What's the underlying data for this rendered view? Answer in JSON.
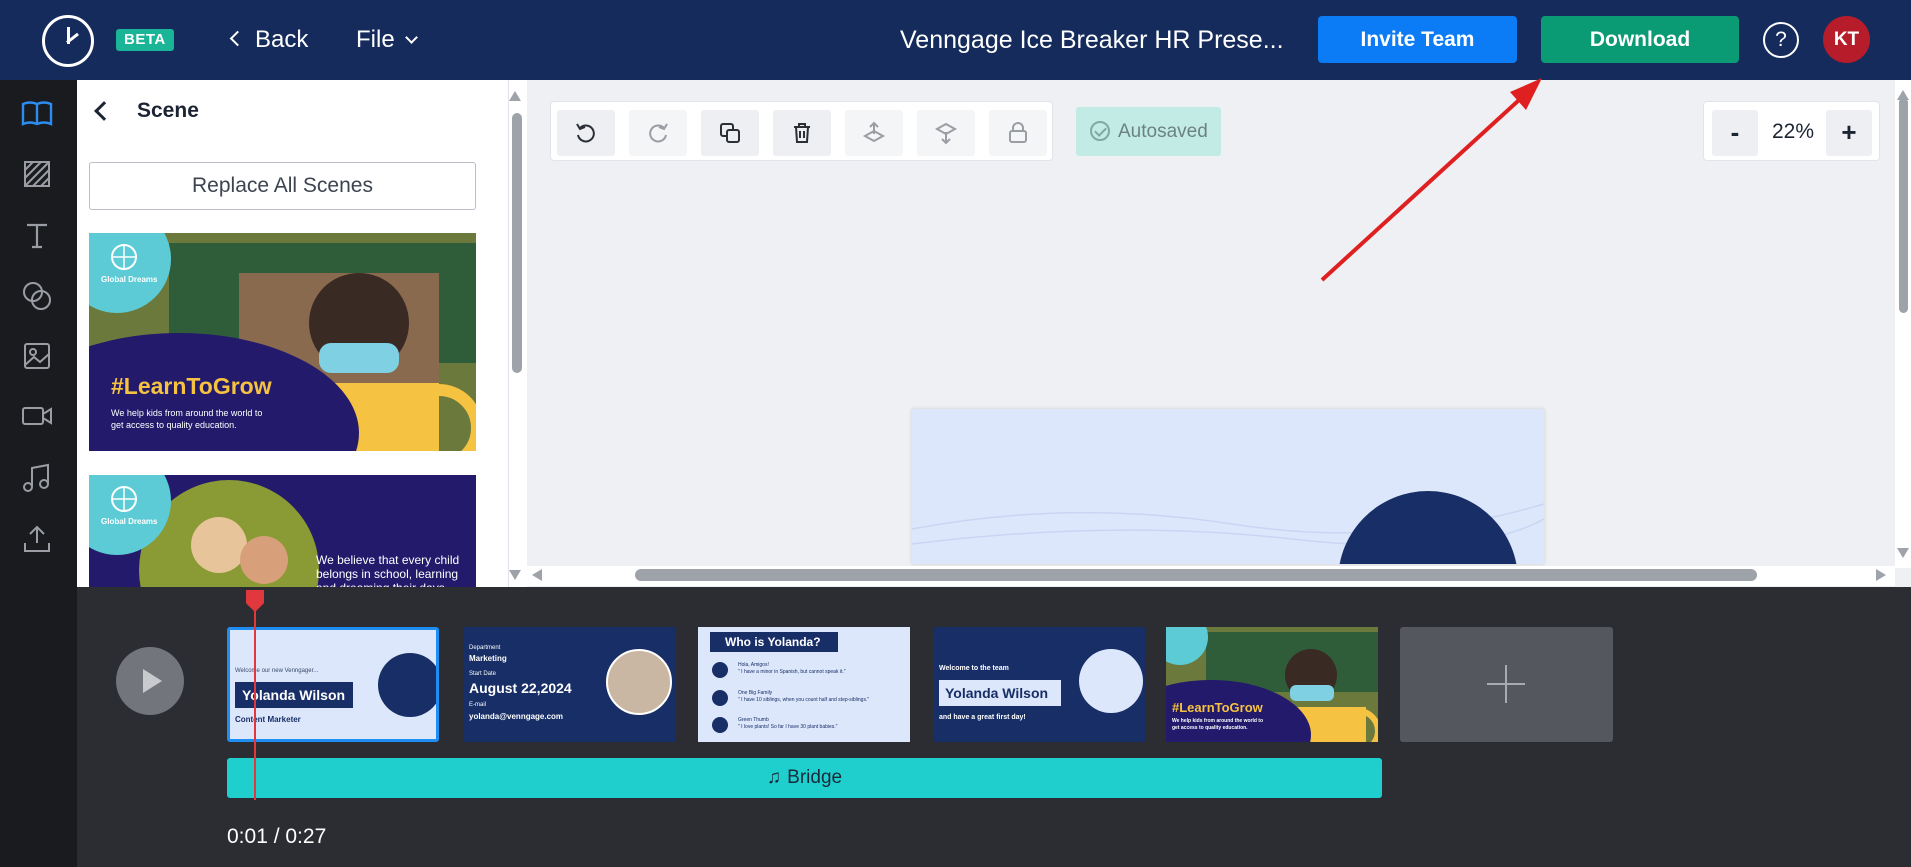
{
  "header": {
    "beta": "BETA",
    "back_label": "Back",
    "file_label": "File",
    "doc_title": "Venngage Ice Breaker HR Prese...",
    "invite_label": "Invite Team",
    "download_label": "Download",
    "help_label": "?",
    "avatar_initials": "KT"
  },
  "rail": {
    "items": [
      "book-icon",
      "pattern-icon",
      "text-icon",
      "shapes-icon",
      "image-icon",
      "video-icon",
      "music-icon",
      "upload-icon"
    ]
  },
  "panel": {
    "title": "Scene",
    "replace_label": "Replace All Scenes",
    "scene1": {
      "brand": "Global Dreams",
      "hashtag": "#LearnToGrow",
      "body": "We help kids from around the world to get access to quality education."
    },
    "scene2": {
      "brand": "Global Dreams",
      "body": "We believe that every child belongs in school, learning and dreaming their days"
    }
  },
  "toolbar": {
    "tools": [
      "undo-icon",
      "redo-icon",
      "duplicate-icon",
      "delete-icon",
      "bring-forward-icon",
      "send-backward-icon",
      "lock-icon"
    ],
    "autosaved_label": "Autosaved"
  },
  "zoom": {
    "minus": "-",
    "value": "22%",
    "plus": "+"
  },
  "timeline": {
    "clips": [
      {
        "welcome": "Welcome our new Venngager...",
        "name": "Yolanda Wilson",
        "role": "Content Marketer"
      },
      {
        "dept_label": "Department",
        "dept": "Marketing",
        "start_label": "Start Date",
        "date": "August 22,2024",
        "email_label": "E-mail",
        "email": "yolanda@venngage.com"
      },
      {
        "title": "Who is Yolanda?",
        "line1a": "Hola, Amigos!",
        "line1b": "\" I have a minor in Spanish, but cannot speak it.\"",
        "line2a": "One Big Family",
        "line2b": "\" I have 10 siblings, when you count half and step-siblings.\"",
        "line3a": "Green Thumb",
        "line3b": "\" I love plants! So far I have 30 plant babies.\""
      },
      {
        "welcome": "Welcome to the team",
        "name": "Yolanda Wilson",
        "tagline": "and have a great first day!"
      },
      {
        "hashtag": "#LearnToGrow",
        "body": "We help kids from around the world to get access to quality education."
      }
    ],
    "audio_label": "Bridge",
    "timecode": "0:01 / 0:27"
  },
  "colors": {
    "topbar": "#152b5c",
    "invite": "#0b7cf5",
    "download": "#0a9a74",
    "annotation": "#e02020"
  }
}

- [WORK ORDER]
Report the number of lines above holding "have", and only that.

- [SOLUTION TO THIS PROBLEM]
4